Since he vowed to change his ways, Plattner doesn't try to do everyone else's jobs. Kagermann, for instance, runs sales and finance. That's not to say that Plattner sits back passively and watches how others work. He has been the acting CEO of SAP Markets since it was formed. And Plattner is personally managing the relationship with Commerce One, making sure it doesn't fall apart--which happens to most high-tech alliances. "He's absolutely the change leader at SAP," says Jack Barr, a former top sales executive at SAP Americas who is now head of sales at e-commerce startup Atlas Commerce. "He's the guy who saw what was happening and would drive in that direction."

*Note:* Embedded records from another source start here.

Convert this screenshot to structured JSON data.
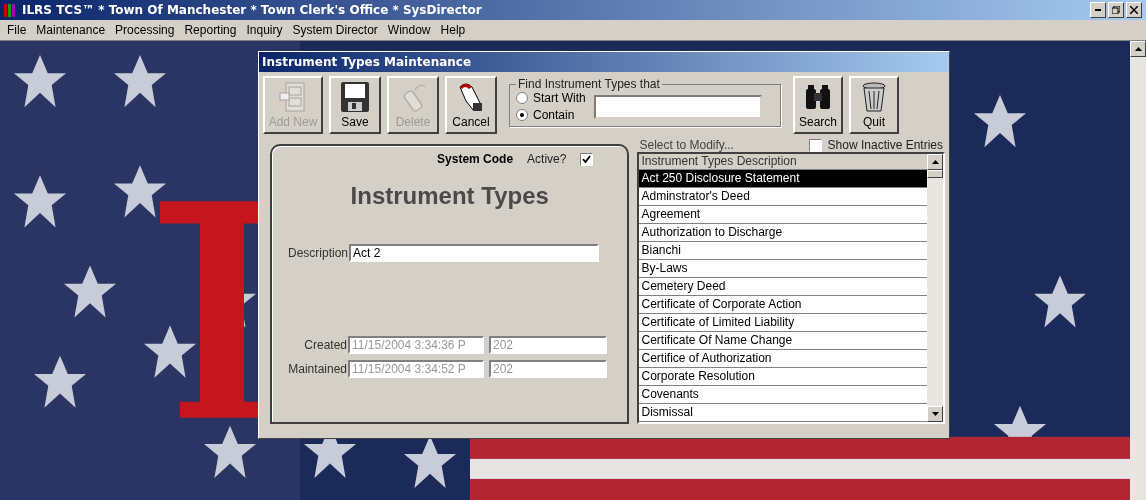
{
  "app": {
    "title": "ILRS TCS™ * Town Of Manchester * Town Clerk's Office * SysDirector",
    "menu": [
      "File",
      "Maintenance",
      "Processing",
      "Reporting",
      "Inquiry",
      "System Director",
      "Window",
      "Help"
    ]
  },
  "dialog": {
    "title": "Instrument Types Maintenance",
    "left_buttons": [
      {
        "label": "Add New",
        "kind": "add",
        "disabled": true
      },
      {
        "label": "Save",
        "kind": "save",
        "disabled": false
      },
      {
        "label": "Delete",
        "kind": "delete",
        "disabled": true
      },
      {
        "label": "Cancel",
        "kind": "cancel",
        "disabled": false
      }
    ],
    "find": {
      "legend": "Find Instrument Types that",
      "options": [
        {
          "label": "Start With",
          "selected": false
        },
        {
          "label": "Contain",
          "selected": true
        }
      ]
    },
    "right_buttons": [
      {
        "label": "Search",
        "kind": "search",
        "disabled": false
      },
      {
        "label": "Quit",
        "kind": "quit",
        "disabled": false
      }
    ],
    "form": {
      "system_code_label": "System Code",
      "active_label": "Active?",
      "active_checked": true,
      "heading": "Instrument Types",
      "description": {
        "label": "Description",
        "value": "Act 2"
      },
      "audit": [
        {
          "label": "Created",
          "date": "11/15/2004 3:34:36 P",
          "user": "202"
        },
        {
          "label": "Maintained",
          "date": "11/15/2004 3:34:52 P",
          "user": "202"
        }
      ]
    },
    "list": {
      "caption": "Select to Modify...",
      "show_inactive": {
        "label": "Show Inactive Entries",
        "checked": false
      },
      "column": "Instrument Types Description",
      "rows": [
        {
          "text": "Act 250 Disclosure Statement",
          "selected": true
        },
        {
          "text": "Adminstrator's Deed",
          "selected": false
        },
        {
          "text": "Agreement",
          "selected": false
        },
        {
          "text": "Authorization to Discharge",
          "selected": false
        },
        {
          "text": "Bianchi",
          "selected": false
        },
        {
          "text": "By-Laws",
          "selected": false
        },
        {
          "text": "Cemetery Deed",
          "selected": false
        },
        {
          "text": "Certificate of Corporate Action",
          "selected": false
        },
        {
          "text": "Certificate of Limited Liability",
          "selected": false
        },
        {
          "text": "Certificate Of Name Change",
          "selected": false
        },
        {
          "text": "Certifice of Authorization",
          "selected": false
        },
        {
          "text": "Corporate Resolution",
          "selected": false
        },
        {
          "text": "Covenants",
          "selected": false
        },
        {
          "text": "Dismissal",
          "selected": false
        }
      ]
    }
  }
}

Sports is how Plattner burns off excess energy. He's an avid golfer. He owns a golf resort, Fancourt, in South Africa, which he adopted as a second country after his mother moved there in 1970. He has a par-three practice hole in the backyard of his 250-year-old house in Schriesheim, 40 kilometers from Walldorf. He skis, snowboards, and plays tennis.
Plattner is ultra-protective of his family. He won't permit interviews. Partly it's out of concern for their safety, he says. But he also has some regrets about the effect of his career on family life. He and his wife, Sabine, are separated. Neither of his two daughters, one studying biology and the other a budding actress, is interested in following his footsteps into business. "They saw the stress on me, the absence from home, all the things that come with my kind of successes," he says.
With a 10% stake in SAP worth $4.5 billion, Plattner has been richly rewarded. Now he's giving some of his money away to help places with big problems--including $6 million to combat AIDS in South Africa and $55 million to the University of Potsdam in former East Germany. "I want to engage in battles and win them," he says. "You have goals. Now the goal is to pass Siebel."
At the rate Siebel Systems (SEBL ) is growing, though, that will remain an unattainable goal for a long time. But given Plattner's ferocious personality, it's unlikely he'll give up trying.
By Steve Hamm
Contributing: Stephen Baker in Paris